Web page and app entries:
- - -
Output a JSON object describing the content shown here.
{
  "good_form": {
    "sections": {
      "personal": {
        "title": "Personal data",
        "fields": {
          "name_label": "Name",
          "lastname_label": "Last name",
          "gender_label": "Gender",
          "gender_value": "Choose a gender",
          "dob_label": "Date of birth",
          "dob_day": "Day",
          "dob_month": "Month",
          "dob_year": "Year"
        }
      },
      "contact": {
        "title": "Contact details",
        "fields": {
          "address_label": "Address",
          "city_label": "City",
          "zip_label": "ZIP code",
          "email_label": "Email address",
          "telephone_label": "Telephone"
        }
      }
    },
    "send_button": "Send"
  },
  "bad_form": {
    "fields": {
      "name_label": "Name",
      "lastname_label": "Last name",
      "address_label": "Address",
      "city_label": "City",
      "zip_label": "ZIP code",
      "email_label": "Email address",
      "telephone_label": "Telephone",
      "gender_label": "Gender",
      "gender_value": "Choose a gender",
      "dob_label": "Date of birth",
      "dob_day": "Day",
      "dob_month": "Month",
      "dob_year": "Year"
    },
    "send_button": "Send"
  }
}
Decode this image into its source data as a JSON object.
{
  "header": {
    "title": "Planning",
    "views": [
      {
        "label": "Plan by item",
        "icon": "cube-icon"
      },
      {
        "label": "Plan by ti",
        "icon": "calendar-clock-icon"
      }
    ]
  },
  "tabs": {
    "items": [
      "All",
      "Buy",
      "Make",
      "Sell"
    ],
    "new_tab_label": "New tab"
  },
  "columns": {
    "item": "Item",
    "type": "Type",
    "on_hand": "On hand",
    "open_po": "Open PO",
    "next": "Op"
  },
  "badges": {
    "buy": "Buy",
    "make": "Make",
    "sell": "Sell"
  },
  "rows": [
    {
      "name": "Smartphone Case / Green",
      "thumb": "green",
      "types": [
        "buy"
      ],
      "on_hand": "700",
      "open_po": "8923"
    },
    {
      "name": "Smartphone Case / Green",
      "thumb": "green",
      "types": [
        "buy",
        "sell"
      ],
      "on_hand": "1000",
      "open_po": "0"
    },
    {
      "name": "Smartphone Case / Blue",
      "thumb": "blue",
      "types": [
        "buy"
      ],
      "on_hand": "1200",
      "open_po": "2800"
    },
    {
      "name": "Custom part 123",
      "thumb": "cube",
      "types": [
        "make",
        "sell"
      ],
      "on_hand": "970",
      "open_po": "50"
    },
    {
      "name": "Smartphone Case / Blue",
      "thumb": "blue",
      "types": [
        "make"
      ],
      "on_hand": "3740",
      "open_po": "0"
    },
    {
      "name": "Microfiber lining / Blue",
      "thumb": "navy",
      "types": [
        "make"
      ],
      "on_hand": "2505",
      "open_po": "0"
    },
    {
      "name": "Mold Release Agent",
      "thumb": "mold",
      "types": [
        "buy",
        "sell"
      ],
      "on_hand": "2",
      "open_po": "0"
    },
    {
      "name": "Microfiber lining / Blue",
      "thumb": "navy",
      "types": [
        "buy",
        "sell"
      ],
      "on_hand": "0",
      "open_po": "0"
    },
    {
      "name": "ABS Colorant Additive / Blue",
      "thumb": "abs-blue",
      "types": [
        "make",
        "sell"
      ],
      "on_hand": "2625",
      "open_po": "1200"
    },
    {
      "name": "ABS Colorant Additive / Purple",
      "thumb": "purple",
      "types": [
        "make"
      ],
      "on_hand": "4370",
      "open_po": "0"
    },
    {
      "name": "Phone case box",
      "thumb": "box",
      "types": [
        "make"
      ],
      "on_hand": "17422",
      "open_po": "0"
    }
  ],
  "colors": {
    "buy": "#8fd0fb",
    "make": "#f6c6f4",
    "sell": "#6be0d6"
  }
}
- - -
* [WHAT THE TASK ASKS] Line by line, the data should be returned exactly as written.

* [EXERCISE SOLUTION]
Output a JSON object describing the content shown here.
{
  "good_form": {
    "sections": {
      "personal": {
        "title": "Personal data",
        "fields": {
          "name_label": "Name",
          "lastname_label": "Last name",
          "gender_label": "Gender",
          "gender_value": "Choose a gender",
          "dob_label": "Date of birth",
          "dob_day": "Day",
          "dob_month": "Month",
          "dob_year": "Year"
        }
      },
      "contact": {
        "title": "Contact details",
        "fields": {
          "address_label": "Address",
          "city_label": "City",
          "zip_label": "ZIP code",
          "email_label": "Email address",
          "telephone_label": "Telephone"
        }
      }
    },
    "send_button": "Send"
  },
  "bad_form": {
    "fields": {
      "name_label": "Name",
      "lastname_label": "Last name",
      "address_label": "Address",
      "city_label": "City",
      "zip_label": "ZIP code",
      "email_label": "Email address",
      "telephone_label": "Telephone",
      "gender_label": "Gender",
      "gender_value": "Choose a gender",
      "dob_label": "Date of birth",
      "dob_day": "Day",
      "dob_month": "Month",
      "dob_year": "Year"
    },
    "send_button": "Send"
  }
}
Decode this image into its source data as a JSON object.
{
  "header": {
    "title": "Planning",
    "views": [
      {
        "label": "Plan by item",
        "icon": "cube-icon"
      },
      {
        "label": "Plan by ti",
        "icon": "calendar-clock-icon"
      }
    ]
  },
  "tabs": {
    "items": [
      "All",
      "Buy",
      "Make",
      "Sell"
    ],
    "new_tab_label": "New tab"
  },
  "columns": {
    "item": "Item",
    "type": "Type",
    "on_hand": "On hand",
    "open_po": "Open PO",
    "next": "Op"
  },
  "badges": {
    "buy": "Buy",
    "make": "Make",
    "sell": "Sell"
  },
  "rows": [
    {
      "name": "Smartphone Case / Green",
      "thumb": "green",
      "types": [
        "buy"
      ],
      "on_hand": "700",
      "open_po": "8923"
    },
    {
      "name": "Smartphone Case / Green",
      "thumb": "green",
      "types": [
        "buy",
        "sell"
      ],
      "on_hand": "1000",
      "open_po": "0"
    },
    {
      "name": "Smartphone Case / Blue",
      "thumb": "blue",
      "types": [
        "buy"
      ],
      "on_hand": "1200",
      "open_po": "2800"
    },
    {
      "name": "Custom part 123",
      "thumb": "cube",
      "types": [
        "make",
        "sell"
      ],
      "on_hand": "970",
      "open_po": "50"
    },
    {
      "name": "Smartphone Case / Blue",
      "thumb": "blue",
      "types": [
        "make"
      ],
      "on_hand": "3740",
      "open_po": "0"
    },
    {
      "name": "Microfiber lining / Blue",
      "thumb": "navy",
      "types": [
        "make"
      ],
      "on_hand": "2505",
      "open_po": "0"
    },
    {
      "name": "Mold Release Agent",
      "thumb": "mold",
      "types": [
        "buy",
        "sell"
      ],
      "on_hand": "2",
      "open_po": "0"
    },
    {
      "name": "Microfiber lining / Blue",
      "thumb": "navy",
      "types": [
        "buy",
        "sell"
      ],
      "on_hand": "0",
      "open_po": "0"
    },
    {
      "name": "ABS Colorant Additive / Blue",
      "thumb": "abs-blue",
      "types": [
        "make",
        "sell"
      ],
      "on_hand": "2625",
      "open_po": "1200"
    },
    {
      "name": "ABS Colorant Additive / Purple",
      "thumb": "purple",
      "types": [
        "make"
      ],
      "on_hand": "4370",
      "open_po": "0"
    },
    {
      "name": "Phone case box",
      "thumb": "box",
      "types": [
        "make"
      ],
      "on_hand": "17422",
      "open_po": "0"
    }
  ],
  "colors": {
    "buy": "#8fd0fb",
    "make": "#f6c6f4",
    "sell": "#6be0d6"
  }
}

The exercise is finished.